§ **TASK TO CARRY OUT**
The answer must consist of the records, repeated exactly.

§ **DATASET**
§ §

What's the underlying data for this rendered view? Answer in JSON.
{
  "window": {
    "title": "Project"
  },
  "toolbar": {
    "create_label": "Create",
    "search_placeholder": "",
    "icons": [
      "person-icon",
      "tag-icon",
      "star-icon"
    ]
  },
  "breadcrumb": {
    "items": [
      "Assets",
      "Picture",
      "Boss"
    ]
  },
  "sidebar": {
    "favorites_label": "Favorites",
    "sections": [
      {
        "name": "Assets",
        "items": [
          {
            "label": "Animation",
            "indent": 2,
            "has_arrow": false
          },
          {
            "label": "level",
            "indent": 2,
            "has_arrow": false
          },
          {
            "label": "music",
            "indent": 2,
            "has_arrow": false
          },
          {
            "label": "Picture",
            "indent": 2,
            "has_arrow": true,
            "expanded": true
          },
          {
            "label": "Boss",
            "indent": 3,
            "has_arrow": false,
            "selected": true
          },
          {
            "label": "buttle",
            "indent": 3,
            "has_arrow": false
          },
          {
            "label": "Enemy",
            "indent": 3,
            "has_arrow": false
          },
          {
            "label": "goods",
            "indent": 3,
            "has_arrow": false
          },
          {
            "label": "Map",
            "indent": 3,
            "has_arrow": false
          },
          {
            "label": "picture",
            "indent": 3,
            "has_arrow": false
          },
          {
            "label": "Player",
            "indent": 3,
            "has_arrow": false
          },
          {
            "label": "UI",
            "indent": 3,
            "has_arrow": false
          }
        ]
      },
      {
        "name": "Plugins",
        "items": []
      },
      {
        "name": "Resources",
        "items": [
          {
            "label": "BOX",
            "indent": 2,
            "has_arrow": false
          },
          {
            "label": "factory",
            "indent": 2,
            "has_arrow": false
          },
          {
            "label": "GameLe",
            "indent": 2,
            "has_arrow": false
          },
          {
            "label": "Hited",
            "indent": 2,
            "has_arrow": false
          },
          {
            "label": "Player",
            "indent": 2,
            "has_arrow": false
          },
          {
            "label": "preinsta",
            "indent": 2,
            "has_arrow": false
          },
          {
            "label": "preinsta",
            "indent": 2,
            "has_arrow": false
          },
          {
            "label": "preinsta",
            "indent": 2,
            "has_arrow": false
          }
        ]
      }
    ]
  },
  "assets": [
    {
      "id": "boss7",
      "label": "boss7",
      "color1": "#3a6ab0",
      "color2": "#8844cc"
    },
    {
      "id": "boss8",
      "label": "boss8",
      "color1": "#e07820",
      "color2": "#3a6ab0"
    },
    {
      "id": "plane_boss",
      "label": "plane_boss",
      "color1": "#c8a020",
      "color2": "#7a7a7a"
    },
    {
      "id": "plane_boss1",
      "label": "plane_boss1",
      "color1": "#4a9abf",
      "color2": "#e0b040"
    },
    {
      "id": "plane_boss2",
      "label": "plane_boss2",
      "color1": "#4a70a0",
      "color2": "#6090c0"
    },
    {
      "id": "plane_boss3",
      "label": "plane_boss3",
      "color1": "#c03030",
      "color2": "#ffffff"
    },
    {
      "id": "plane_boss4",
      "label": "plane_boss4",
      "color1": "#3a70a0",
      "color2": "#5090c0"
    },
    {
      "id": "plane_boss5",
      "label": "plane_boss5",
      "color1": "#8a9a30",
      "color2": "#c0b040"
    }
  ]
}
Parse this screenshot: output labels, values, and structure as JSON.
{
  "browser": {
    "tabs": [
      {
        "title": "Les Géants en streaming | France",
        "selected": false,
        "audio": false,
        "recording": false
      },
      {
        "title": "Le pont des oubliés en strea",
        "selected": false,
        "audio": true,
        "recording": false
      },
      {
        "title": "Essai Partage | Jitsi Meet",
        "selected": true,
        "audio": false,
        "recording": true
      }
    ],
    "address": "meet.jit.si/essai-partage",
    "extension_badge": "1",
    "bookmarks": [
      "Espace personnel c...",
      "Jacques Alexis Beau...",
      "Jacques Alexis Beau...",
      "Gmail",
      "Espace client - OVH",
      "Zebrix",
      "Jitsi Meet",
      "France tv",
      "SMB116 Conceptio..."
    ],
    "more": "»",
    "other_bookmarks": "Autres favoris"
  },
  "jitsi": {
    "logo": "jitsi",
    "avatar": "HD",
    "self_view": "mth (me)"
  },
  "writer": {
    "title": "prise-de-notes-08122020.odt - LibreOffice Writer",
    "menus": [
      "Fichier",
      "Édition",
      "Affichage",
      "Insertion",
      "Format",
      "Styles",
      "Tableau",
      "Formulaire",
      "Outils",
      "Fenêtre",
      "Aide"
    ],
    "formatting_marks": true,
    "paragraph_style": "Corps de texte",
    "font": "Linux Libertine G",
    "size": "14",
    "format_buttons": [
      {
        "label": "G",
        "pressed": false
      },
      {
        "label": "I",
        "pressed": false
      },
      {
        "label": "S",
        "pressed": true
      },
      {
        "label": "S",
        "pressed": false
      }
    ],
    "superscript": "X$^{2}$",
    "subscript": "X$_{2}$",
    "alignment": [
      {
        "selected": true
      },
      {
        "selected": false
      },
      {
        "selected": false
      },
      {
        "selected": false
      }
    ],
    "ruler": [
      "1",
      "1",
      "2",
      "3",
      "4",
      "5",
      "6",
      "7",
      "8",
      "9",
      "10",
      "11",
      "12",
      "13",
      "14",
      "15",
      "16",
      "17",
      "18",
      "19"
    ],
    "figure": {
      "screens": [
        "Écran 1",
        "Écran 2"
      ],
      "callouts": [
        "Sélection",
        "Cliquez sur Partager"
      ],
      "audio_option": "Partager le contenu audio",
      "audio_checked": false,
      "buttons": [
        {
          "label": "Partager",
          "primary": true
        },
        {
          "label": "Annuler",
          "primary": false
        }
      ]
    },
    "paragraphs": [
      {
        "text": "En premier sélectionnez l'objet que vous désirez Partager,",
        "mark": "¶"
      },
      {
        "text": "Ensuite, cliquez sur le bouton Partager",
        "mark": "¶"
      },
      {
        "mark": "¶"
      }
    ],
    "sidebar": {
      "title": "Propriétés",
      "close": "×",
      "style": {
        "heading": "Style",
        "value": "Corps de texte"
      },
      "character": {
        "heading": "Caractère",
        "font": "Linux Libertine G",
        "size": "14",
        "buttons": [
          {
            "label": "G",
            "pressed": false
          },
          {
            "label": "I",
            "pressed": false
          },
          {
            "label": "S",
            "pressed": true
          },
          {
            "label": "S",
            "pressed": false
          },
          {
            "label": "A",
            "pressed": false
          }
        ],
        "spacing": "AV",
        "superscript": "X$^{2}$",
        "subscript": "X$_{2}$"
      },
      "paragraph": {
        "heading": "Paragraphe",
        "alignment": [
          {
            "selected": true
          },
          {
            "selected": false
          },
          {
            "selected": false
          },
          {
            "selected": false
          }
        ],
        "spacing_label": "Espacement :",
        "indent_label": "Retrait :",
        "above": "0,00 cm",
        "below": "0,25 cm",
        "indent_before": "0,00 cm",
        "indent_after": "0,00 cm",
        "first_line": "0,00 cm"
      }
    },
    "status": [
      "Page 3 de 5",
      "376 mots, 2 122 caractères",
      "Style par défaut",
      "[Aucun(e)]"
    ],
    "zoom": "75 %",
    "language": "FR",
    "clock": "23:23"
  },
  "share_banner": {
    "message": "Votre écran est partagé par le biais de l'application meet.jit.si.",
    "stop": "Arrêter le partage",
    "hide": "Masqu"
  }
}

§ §

§ **EXERCISE SOLUTION**
What's the underlying data for this rendered view? Answer in JSON.
{
  "window": {
    "title": "Project"
  },
  "toolbar": {
    "create_label": "Create",
    "search_placeholder": "",
    "icons": [
      "person-icon",
      "tag-icon",
      "star-icon"
    ]
  },
  "breadcrumb": {
    "items": [
      "Assets",
      "Picture",
      "Boss"
    ]
  },
  "sidebar": {
    "favorites_label": "Favorites",
    "sections": [
      {
        "name": "Assets",
        "items": [
          {
            "label": "Animation",
            "indent": 2,
            "has_arrow": false
          },
          {
            "label": "level",
            "indent": 2,
            "has_arrow": false
          },
          {
            "label": "music",
            "indent": 2,
            "has_arrow": false
          },
          {
            "label": "Picture",
            "indent": 2,
            "has_arrow": true,
            "expanded": true
          },
          {
            "label": "Boss",
            "indent": 3,
            "has_arrow": false,
            "selected": true
          },
          {
            "label": "buttle",
            "indent": 3,
            "has_arrow": false
          },
          {
            "label": "Enemy",
            "indent": 3,
            "has_arrow": false
          },
          {
            "label": "goods",
            "indent": 3,
            "has_arrow": false
          },
          {
            "label": "Map",
            "indent": 3,
            "has_arrow": false
          },
          {
            "label": "picture",
            "indent": 3,
            "has_arrow": false
          },
          {
            "label": "Player",
            "indent": 3,
            "has_arrow": false
          },
          {
            "label": "UI",
            "indent": 3,
            "has_arrow": false
          }
        ]
      },
      {
        "name": "Plugins",
        "items": []
      },
      {
        "name": "Resources",
        "items": [
          {
            "label": "BOX",
            "indent": 2,
            "has_arrow": false
          },
          {
            "label": "factory",
            "indent": 2,
            "has_arrow": false
          },
          {
            "label": "GameLe",
            "indent": 2,
            "has_arrow": false
          },
          {
            "label": "Hited",
            "indent": 2,
            "has_arrow": false
          },
          {
            "label": "Player",
            "indent": 2,
            "has_arrow": false
          },
          {
            "label": "preinsta",
            "indent": 2,
            "has_arrow": false
          },
          {
            "label": "preinsta",
            "indent": 2,
            "has_arrow": false
          },
          {
            "label": "preinsta",
            "indent": 2,
            "has_arrow": false
          }
        ]
      }
    ]
  },
  "assets": [
    {
      "id": "boss7",
      "label": "boss7",
      "color1": "#3a6ab0",
      "color2": "#8844cc"
    },
    {
      "id": "boss8",
      "label": "boss8",
      "color1": "#e07820",
      "color2": "#3a6ab0"
    },
    {
      "id": "plane_boss",
      "label": "plane_boss",
      "color1": "#c8a020",
      "color2": "#7a7a7a"
    },
    {
      "id": "plane_boss1",
      "label": "plane_boss1",
      "color1": "#4a9abf",
      "color2": "#e0b040"
    },
    {
      "id": "plane_boss2",
      "label": "plane_boss2",
      "color1": "#4a70a0",
      "color2": "#6090c0"
    },
    {
      "id": "plane_boss3",
      "label": "plane_boss3",
      "color1": "#c03030",
      "color2": "#ffffff"
    },
    {
      "id": "plane_boss4",
      "label": "plane_boss4",
      "color1": "#3a70a0",
      "color2": "#5090c0"
    },
    {
      "id": "plane_boss5",
      "label": "plane_boss5",
      "color1": "#8a9a30",
      "color2": "#c0b040"
    }
  ]
}
Parse this screenshot: output labels, values, and structure as JSON.
{
  "browser": {
    "tabs": [
      {
        "title": "Les Géants en streaming | France",
        "selected": false,
        "audio": false,
        "recording": false
      },
      {
        "title": "Le pont des oubliés en strea",
        "selected": false,
        "audio": true,
        "recording": false
      },
      {
        "title": "Essai Partage | Jitsi Meet",
        "selected": true,
        "audio": false,
        "recording": true
      }
    ],
    "address": "meet.jit.si/essai-partage",
    "extension_badge": "1",
    "bookmarks": [
      "Espace personnel c...",
      "Jacques Alexis Beau...",
      "Jacques Alexis Beau...",
      "Gmail",
      "Espace client - OVH",
      "Zebrix",
      "Jitsi Meet",
      "France tv",
      "SMB116 Conceptio..."
    ],
    "more": "»",
    "other_bookmarks": "Autres favoris"
  },
  "jitsi": {
    "logo": "jitsi",
    "avatar": "HD",
    "self_view": "mth (me)"
  },
  "writer": {
    "title": "prise-de-notes-08122020.odt - LibreOffice Writer",
    "menus": [
      "Fichier",
      "Édition",
      "Affichage",
      "Insertion",
      "Format",
      "Styles",
      "Tableau",
      "Formulaire",
      "Outils",
      "Fenêtre",
      "Aide"
    ],
    "formatting_marks": true,
    "paragraph_style": "Corps de texte",
    "font": "Linux Libertine G",
    "size": "14",
    "format_buttons": [
      {
        "label": "G",
        "pressed": false
      },
      {
        "label": "I",
        "pressed": false
      },
      {
        "label": "S",
        "pressed": true
      },
      {
        "label": "S",
        "pressed": false
      }
    ],
    "superscript": "X$^{2}$",
    "subscript": "X$_{2}$",
    "alignment": [
      {
        "selected": true
      },
      {
        "selected": false
      },
      {
        "selected": false
      },
      {
        "selected": false
      }
    ],
    "ruler": [
      "1",
      "1",
      "2",
      "3",
      "4",
      "5",
      "6",
      "7",
      "8",
      "9",
      "10",
      "11",
      "12",
      "13",
      "14",
      "15",
      "16",
      "17",
      "18",
      "19"
    ],
    "figure": {
      "screens": [
        "Écran 1",
        "Écran 2"
      ],
      "callouts": [
        "Sélection",
        "Cliquez sur Partager"
      ],
      "audio_option": "Partager le contenu audio",
      "audio_checked": false,
      "buttons": [
        {
          "label": "Partager",
          "primary": true
        },
        {
          "label": "Annuler",
          "primary": false
        }
      ]
    },
    "paragraphs": [
      {
        "text": "En premier sélectionnez l'objet que vous désirez Partager,",
        "mark": "¶"
      },
      {
        "text": "Ensuite, cliquez sur le bouton Partager",
        "mark": "¶"
      },
      {
        "mark": "¶"
      }
    ],
    "sidebar": {
      "title": "Propriétés",
      "close": "×",
      "style": {
        "heading": "Style",
        "value": "Corps de texte"
      },
      "character": {
        "heading": "Caractère",
        "font": "Linux Libertine G",
        "size": "14",
        "buttons": [
          {
            "label": "G",
            "pressed": false
          },
          {
            "label": "I",
            "pressed": false
          },
          {
            "label": "S",
            "pressed": true
          },
          {
            "label": "S",
            "pressed": false
          },
          {
            "label": "A",
            "pressed": false
          }
        ],
        "spacing": "AV",
        "superscript": "X$^{2}$",
        "subscript": "X$_{2}$"
      },
      "paragraph": {
        "heading": "Paragraphe",
        "alignment": [
          {
            "selected": true
          },
          {
            "selected": false
          },
          {
            "selected": false
          },
          {
            "selected": false
          }
        ],
        "spacing_label": "Espacement :",
        "indent_label": "Retrait :",
        "above": "0,00 cm",
        "below": "0,25 cm",
        "indent_before": "0,00 cm",
        "indent_after": "0,00 cm",
        "first_line": "0,00 cm"
      }
    },
    "status": [
      "Page 3 de 5",
      "376 mots, 2 122 caractères",
      "Style par défaut",
      "[Aucun(e)]"
    ],
    "zoom": "75 %",
    "language": "FR",
    "clock": "23:23"
  },
  "share_banner": {
    "message": "Votre écran est partagé par le biais de l'application meet.jit.si.",
    "stop": "Arrêter le partage",
    "hide": "Masqu"
  }
}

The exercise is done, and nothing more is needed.